Not so coincidently, as the tracks got harder we saw the size of the fastest sprinters begin to grow – as the power that they were able to “drive” into the track began to pay off huge dividends. Ben Johnson was the preview as he learned to use his power on some of the early hard surfaces. So much so that he took the WR from 9.93 to 9.83 and 9.79 in two scintillating races in Rome and Seoul in ’87/’88. Unfortunately we found out that he used PED’s to acquire that power.
None the less the stage was set as we watched the top sprinters go from the lithe frames of Calvin Smith, Stanley Floyd, Joe Deloach and Carl Lewis to the more muscular builds of Leroy Burrell, Linford Christie, Ato Boldon, Bruny Surin and Maurice Greene. Power became the name of the game. Even smallish sprinters like Frank Fredericks, Dennis Mitchell, and Tim Montgomery found themselves getting a bit thicker and stronger in an effort to keep up – Montgomery taking the Ben Johnson path to a ban from the sport.
Most of these sprinters that lead the sport heading into the New Millennium were stronger, but not any taller than their previous counterparts. So while they were affecting the turnover portion of the equation and adding a power component to it, the length factor of speed was virtually unaffected. That is until the middle of the “oughts”. Maurice Greene – the dominant force in sprinting from ’97 through ’01 got a glimpse of the future in the Olympic final of 2004.
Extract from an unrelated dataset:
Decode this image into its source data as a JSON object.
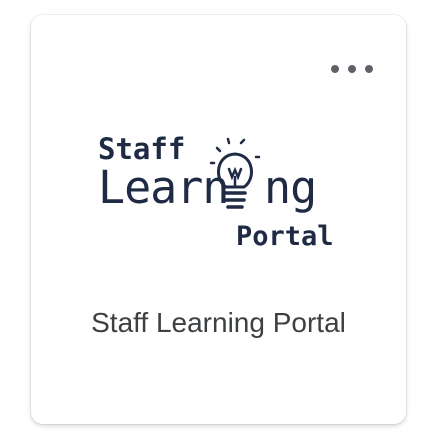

While Greene was able to garner a very close bronze in the Athens 100, the race was dominated by large powerful sprinters as Justin Gatlin, Francis Obikwelu, and Asafa Powell were all 6 foot tall or better – adding long ground eating strides to the power component of their races. Suddenly the average height power sprinter running around 9.90 was faced with a taller counter part able to run towards 9.80.That transition became complete as Usain Bolt entered the short sprint game a couple of seasons ago – bringing his 6”5″ frame to what less than a decade before had been a “short” man’s race – with devastating effects.
So what does that all mean for this season and beyond? Well, for my two cents it means “no power, no levers, no hope”. As in if you’re not strong and you’re under 6 foot tall, or simply short of stride the 100/200 may not be your way to glory! I don’t think there’s any coincidence that we (the US) have found a bit less success internationally the past few seasons as our sprinters have gotten smaller and smaller. We are currently lead by a bevy of sprinters well under 6 feet tall as our top 100 meter sprinters on the international level behind Tyson Gay have been Ivory Williams, Doc Patton, Walter Dix, Travis Padgett, Rae Edwards, Mark Jelks and Leroy Dixon. All but Patton of the 5′ 9″ to 5′ 10″ variety. We’ve done better over 200 meters with Wallace Spearmon, Shawn Crawford, and Lashawn Merritt, but guess what? They’re 6 feet tall or better! The anomalies being Tyson Gay (just powerful) and Walter Dix (ditto when healthy as well as a turnover machine).
That’s why I have hope in young men like Ryan Bailey, Curtis Mitchell, and Torrin Lawrence. Just like basketball, height (leg length) is something you can’t teach. And in today’s sprinting stride length, and power, have become a necessary commodity.